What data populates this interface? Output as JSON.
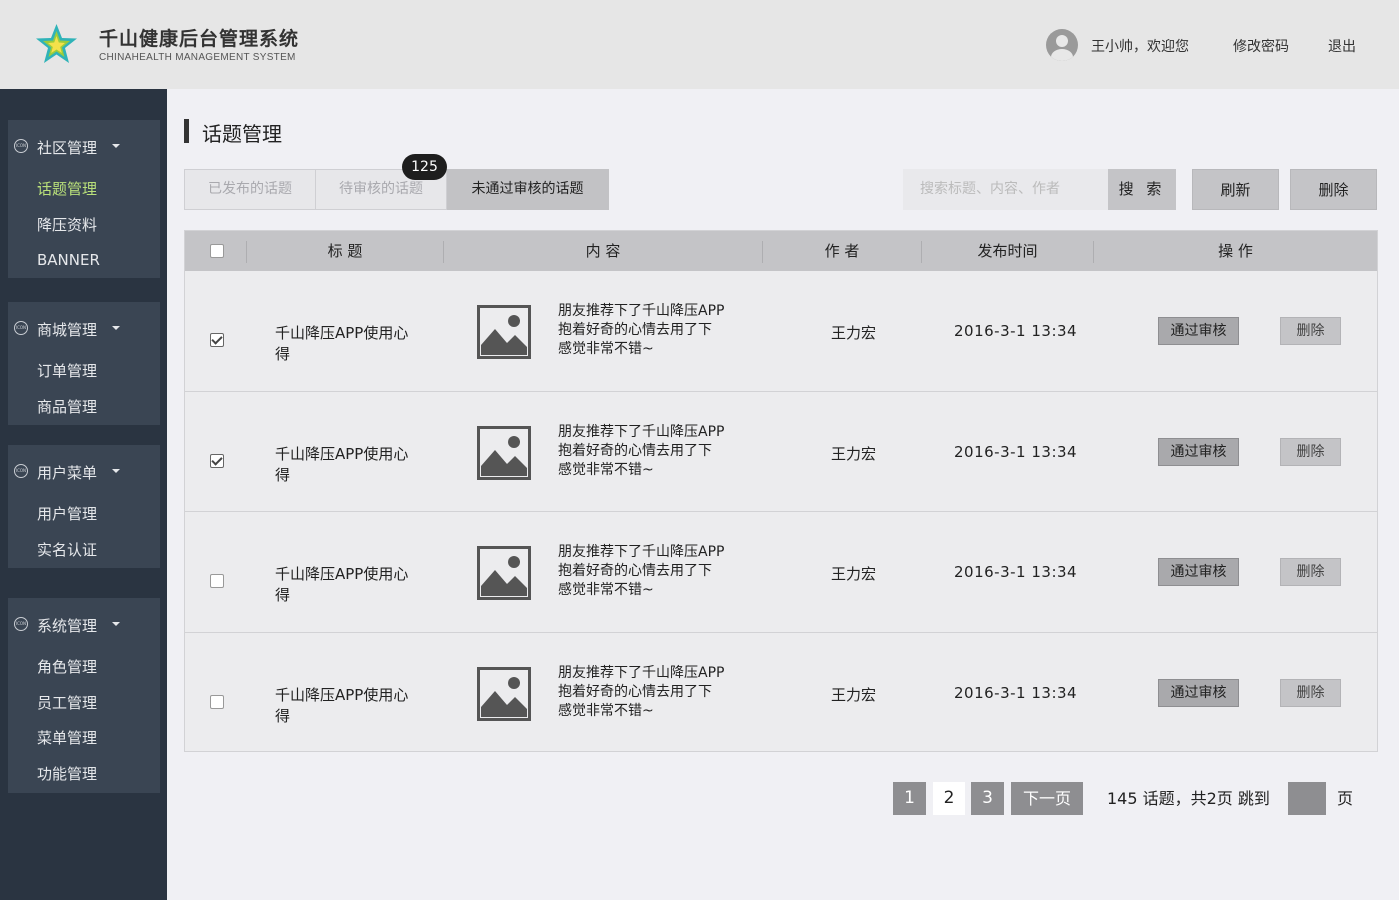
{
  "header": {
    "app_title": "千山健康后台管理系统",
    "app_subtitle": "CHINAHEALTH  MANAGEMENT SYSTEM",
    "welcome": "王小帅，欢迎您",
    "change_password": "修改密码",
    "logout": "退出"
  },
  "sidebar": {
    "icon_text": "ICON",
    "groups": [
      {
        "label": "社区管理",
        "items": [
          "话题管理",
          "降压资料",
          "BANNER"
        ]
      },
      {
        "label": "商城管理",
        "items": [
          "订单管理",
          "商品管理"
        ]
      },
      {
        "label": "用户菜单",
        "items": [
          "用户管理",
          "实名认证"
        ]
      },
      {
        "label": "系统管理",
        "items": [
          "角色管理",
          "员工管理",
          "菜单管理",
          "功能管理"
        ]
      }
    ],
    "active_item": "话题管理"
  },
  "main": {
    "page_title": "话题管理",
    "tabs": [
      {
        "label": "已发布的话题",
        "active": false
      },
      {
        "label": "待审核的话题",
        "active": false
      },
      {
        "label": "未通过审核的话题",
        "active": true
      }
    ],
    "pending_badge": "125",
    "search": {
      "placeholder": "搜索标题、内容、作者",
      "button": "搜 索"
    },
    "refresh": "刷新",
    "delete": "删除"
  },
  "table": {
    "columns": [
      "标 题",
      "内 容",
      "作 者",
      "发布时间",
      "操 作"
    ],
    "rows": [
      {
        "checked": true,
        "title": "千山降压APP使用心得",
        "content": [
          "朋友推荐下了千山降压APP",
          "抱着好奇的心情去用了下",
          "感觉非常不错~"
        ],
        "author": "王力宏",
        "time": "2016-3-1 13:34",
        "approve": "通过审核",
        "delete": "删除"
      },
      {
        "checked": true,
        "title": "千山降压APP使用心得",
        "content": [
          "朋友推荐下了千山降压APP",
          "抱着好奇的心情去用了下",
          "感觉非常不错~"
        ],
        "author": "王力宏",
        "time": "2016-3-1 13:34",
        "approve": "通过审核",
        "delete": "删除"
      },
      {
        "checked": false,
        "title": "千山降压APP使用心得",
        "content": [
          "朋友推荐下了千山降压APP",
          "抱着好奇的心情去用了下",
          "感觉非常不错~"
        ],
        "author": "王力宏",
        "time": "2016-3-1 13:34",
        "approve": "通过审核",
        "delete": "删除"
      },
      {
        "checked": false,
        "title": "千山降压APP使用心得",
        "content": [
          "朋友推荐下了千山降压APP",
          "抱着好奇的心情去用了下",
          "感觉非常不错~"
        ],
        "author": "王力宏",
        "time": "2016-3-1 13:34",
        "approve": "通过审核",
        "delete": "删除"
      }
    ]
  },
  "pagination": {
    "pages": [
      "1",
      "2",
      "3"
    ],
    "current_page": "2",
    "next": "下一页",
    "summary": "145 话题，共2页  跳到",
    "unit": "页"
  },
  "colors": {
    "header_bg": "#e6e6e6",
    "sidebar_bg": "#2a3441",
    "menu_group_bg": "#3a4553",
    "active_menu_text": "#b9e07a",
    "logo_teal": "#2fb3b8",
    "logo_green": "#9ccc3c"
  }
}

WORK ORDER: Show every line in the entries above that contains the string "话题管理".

SOLUTION TO THIS TASK:
          "话题管理",
    "active_item": "话题管理"
    "page_title": "话题管理",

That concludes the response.